The things most people are looking forward to here are the Big Sex Scene and the Big Birth Scene. Regarding the sex: what you see on the commercial is basically exactly what you see in the theater. A bed shaking, some kissing, some feathers. It wasn’t sexy, or special, or even romantic, in my spiteful opinion. Regarding the birth of “Reneesmee” (one of the WORST NAMES EVER TO GRACE HUMANITY): I was actually looking forward to this, because it was nuts to think that this baby ripped itself out of her stomach, with daddy’s help. It was mostly shown in brief flashes of screaming, blood, and blackness. Meh. They did succeed in making Stewart truly look like death warmed over for her pregnancy and delivery, which made my cruel heart happy.
I was also interested to see what this magical baby would look like, and when you finally get to see her face, she’s mostly computer-generated, which is fitting, seeing as how she was described as having adult beauty on a child/baby’s form, which is disturbing as all fucking hell. Stephanie Meyer should have a special little spot in hell for coming up with that concept.
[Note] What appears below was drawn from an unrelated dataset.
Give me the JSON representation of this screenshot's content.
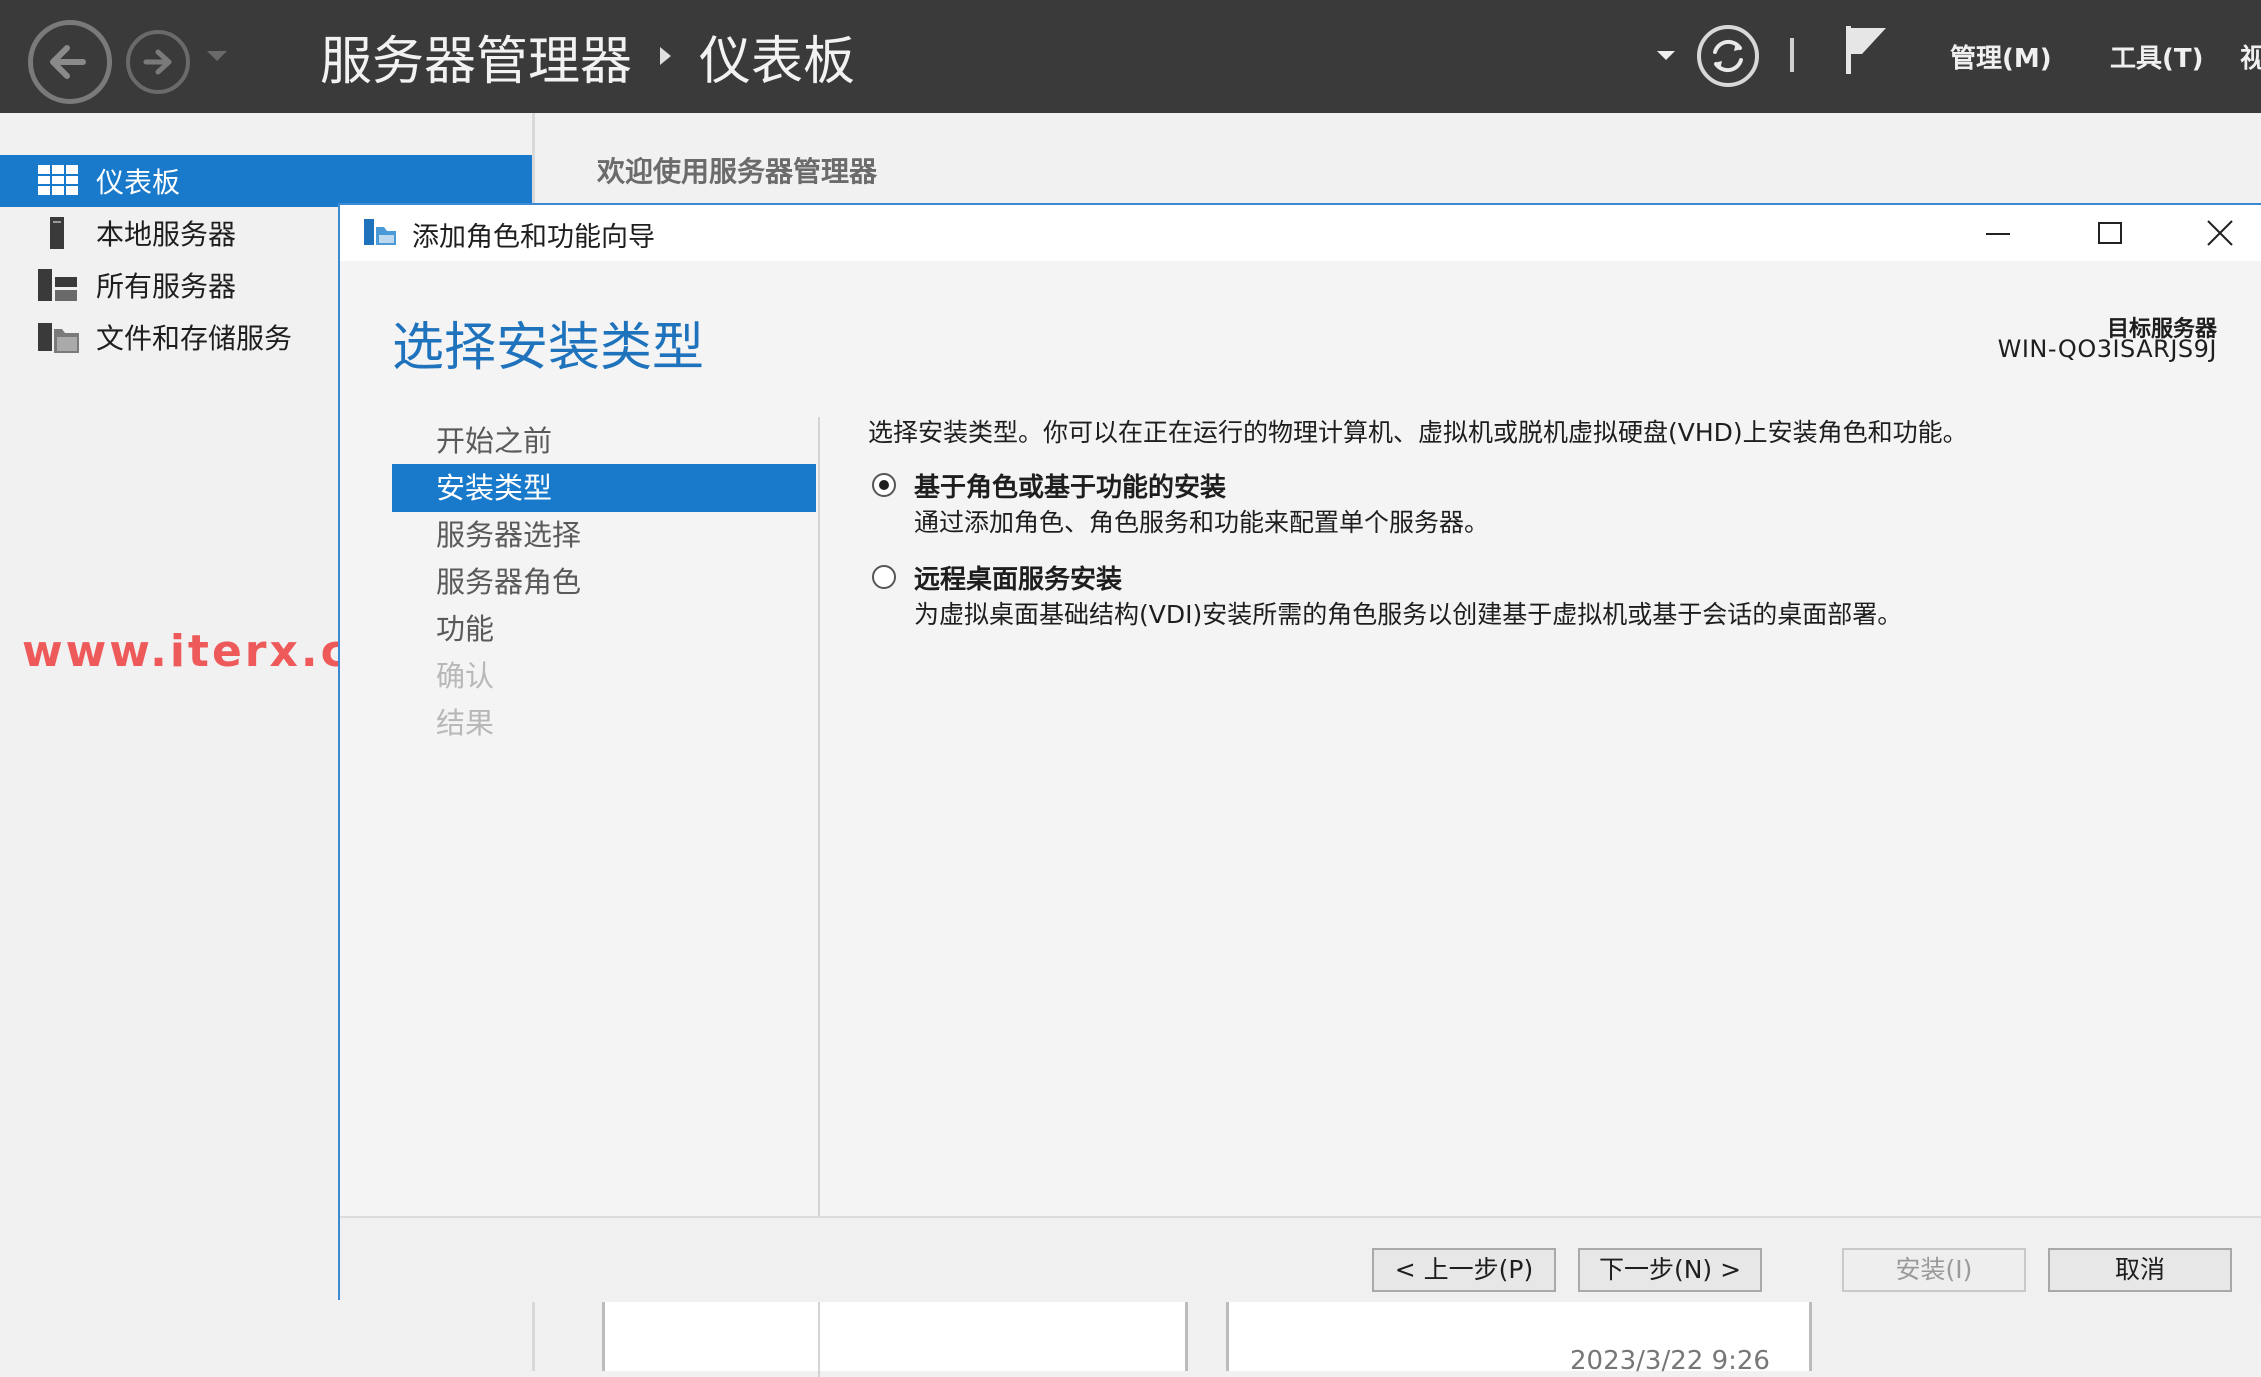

Along with “imprinting.” (Shudder) Nice to see that gem portrayed as like, finding Jesus. So, so, so, astoundingly creepy.
Unsurprisingly, the soundtrack was great. This franchise has no trouble landing fantastic indie/acoustic/yearning/moody acts to give it that appropriate angst-y sound. This dreamy beaut is ranking up a high play-count in my iTunes.
My problem with the entire “Twilight Saga” is that it is simply, and wholly, a love story. Now I’m not saying there’s something wrong with love stories (I hope I’m not that bitter and angry inside) – I think films like 500 Days of Summer, Eternal Sunshine of the Spotless Mind, and even Bridget Jones’s Diary are fantastic, because they have something to say ABOUT love. Twilight has nothing to say. It’s a love story, with zero message. It’s like, See Spot Run. See Boy and Girl Become Obsessed With Each Other. I have no hope for future generations of mankind.